Aim of the task –
Look for "replies" in the material below and show each line that contains it.
(Beginning of Data supplied)
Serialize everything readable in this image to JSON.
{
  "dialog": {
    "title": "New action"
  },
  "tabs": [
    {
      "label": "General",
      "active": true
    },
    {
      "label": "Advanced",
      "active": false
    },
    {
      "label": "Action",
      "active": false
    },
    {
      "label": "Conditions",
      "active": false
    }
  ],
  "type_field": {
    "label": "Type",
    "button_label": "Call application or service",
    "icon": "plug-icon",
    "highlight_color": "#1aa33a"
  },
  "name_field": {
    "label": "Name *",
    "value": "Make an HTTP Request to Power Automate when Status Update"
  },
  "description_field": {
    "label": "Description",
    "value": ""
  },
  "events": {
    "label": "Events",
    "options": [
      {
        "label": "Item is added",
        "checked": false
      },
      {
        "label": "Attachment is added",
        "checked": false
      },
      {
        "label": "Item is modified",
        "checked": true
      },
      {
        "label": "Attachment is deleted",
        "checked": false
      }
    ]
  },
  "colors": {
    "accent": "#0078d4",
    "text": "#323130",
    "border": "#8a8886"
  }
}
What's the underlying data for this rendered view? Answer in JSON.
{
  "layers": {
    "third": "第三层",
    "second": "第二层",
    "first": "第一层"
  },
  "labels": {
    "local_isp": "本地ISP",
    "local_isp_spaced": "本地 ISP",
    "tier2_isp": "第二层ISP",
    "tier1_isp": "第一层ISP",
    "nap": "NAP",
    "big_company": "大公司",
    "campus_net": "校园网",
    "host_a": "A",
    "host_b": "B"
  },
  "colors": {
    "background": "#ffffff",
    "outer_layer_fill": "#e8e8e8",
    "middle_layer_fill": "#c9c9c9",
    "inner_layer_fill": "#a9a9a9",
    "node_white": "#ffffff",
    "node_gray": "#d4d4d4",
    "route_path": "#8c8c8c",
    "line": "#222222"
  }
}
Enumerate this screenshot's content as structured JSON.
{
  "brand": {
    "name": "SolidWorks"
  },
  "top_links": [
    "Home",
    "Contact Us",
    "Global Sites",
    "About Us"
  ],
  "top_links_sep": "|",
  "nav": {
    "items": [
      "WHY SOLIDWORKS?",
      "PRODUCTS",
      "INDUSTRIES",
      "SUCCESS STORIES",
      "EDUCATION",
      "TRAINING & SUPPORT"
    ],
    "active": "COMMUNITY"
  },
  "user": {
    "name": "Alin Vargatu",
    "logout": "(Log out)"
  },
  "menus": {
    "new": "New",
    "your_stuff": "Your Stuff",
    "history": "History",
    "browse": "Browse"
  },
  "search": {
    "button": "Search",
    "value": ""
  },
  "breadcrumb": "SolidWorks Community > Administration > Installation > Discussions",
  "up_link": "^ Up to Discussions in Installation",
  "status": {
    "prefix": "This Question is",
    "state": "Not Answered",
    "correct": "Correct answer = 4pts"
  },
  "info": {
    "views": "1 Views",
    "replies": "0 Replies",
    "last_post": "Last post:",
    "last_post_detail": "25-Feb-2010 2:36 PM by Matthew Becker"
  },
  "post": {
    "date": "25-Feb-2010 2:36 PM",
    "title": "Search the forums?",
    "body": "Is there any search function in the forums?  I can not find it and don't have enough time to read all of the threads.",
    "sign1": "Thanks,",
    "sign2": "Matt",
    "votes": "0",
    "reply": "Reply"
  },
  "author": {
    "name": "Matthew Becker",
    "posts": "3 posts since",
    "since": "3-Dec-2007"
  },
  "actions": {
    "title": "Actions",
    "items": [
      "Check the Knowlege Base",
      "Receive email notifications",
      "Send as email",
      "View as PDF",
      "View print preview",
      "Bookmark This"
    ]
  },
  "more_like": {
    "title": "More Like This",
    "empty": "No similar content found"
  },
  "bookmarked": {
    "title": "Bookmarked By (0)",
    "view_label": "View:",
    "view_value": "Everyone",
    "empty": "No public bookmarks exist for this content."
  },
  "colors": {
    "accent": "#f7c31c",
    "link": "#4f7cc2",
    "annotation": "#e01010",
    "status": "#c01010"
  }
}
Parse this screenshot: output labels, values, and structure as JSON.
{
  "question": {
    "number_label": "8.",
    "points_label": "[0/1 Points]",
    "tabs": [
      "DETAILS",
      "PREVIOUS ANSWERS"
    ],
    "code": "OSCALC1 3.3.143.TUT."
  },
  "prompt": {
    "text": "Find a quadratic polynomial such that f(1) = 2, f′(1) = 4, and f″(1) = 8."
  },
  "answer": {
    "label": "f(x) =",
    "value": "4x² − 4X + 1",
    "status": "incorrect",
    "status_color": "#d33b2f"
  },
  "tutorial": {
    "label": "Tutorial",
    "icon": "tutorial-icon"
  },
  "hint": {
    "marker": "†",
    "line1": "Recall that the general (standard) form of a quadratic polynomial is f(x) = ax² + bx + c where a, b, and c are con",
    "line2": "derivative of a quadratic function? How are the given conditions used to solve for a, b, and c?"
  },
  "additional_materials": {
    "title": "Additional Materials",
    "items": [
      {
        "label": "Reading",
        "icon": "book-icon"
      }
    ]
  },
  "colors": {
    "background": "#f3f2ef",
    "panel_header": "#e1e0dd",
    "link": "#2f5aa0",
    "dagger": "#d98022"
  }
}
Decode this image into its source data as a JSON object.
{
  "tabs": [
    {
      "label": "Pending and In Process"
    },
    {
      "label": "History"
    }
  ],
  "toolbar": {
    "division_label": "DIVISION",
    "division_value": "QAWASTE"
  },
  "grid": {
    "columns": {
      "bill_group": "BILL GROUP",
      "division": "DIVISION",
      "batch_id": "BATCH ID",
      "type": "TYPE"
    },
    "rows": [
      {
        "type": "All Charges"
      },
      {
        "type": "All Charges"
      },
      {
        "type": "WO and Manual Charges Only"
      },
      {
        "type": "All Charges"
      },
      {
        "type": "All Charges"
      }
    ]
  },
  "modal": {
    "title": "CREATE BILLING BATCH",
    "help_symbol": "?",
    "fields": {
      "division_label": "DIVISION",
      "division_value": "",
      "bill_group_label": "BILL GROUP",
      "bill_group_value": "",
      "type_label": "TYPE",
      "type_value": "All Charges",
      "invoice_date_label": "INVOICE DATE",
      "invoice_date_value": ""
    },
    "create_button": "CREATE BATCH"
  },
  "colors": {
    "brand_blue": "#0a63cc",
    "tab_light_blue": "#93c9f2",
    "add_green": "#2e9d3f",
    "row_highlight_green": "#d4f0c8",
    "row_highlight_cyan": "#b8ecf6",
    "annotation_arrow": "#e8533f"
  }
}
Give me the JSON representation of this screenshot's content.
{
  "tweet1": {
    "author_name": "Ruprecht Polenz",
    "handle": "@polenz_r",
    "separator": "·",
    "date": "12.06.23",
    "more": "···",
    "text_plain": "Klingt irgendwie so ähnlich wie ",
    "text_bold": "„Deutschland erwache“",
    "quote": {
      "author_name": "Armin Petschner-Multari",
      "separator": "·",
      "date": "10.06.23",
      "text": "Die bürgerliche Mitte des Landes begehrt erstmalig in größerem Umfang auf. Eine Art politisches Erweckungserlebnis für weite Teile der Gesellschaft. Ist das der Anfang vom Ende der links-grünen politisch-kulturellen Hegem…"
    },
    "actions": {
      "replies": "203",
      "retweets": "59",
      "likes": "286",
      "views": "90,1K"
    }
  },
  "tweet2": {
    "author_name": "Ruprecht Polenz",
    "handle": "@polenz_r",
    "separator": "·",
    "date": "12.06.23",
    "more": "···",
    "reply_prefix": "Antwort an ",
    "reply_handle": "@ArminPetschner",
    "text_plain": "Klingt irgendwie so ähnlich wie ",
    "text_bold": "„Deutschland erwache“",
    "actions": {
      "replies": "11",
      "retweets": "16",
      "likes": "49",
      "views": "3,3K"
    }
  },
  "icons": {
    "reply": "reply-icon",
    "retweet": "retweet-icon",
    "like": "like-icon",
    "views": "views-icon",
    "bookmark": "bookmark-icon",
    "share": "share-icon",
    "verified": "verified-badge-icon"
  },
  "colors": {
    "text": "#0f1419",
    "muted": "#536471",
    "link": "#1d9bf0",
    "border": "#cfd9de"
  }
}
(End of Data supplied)
Result of the task –
    "replies": "0 Replies",
      "replies": "203",
      "replies": "11",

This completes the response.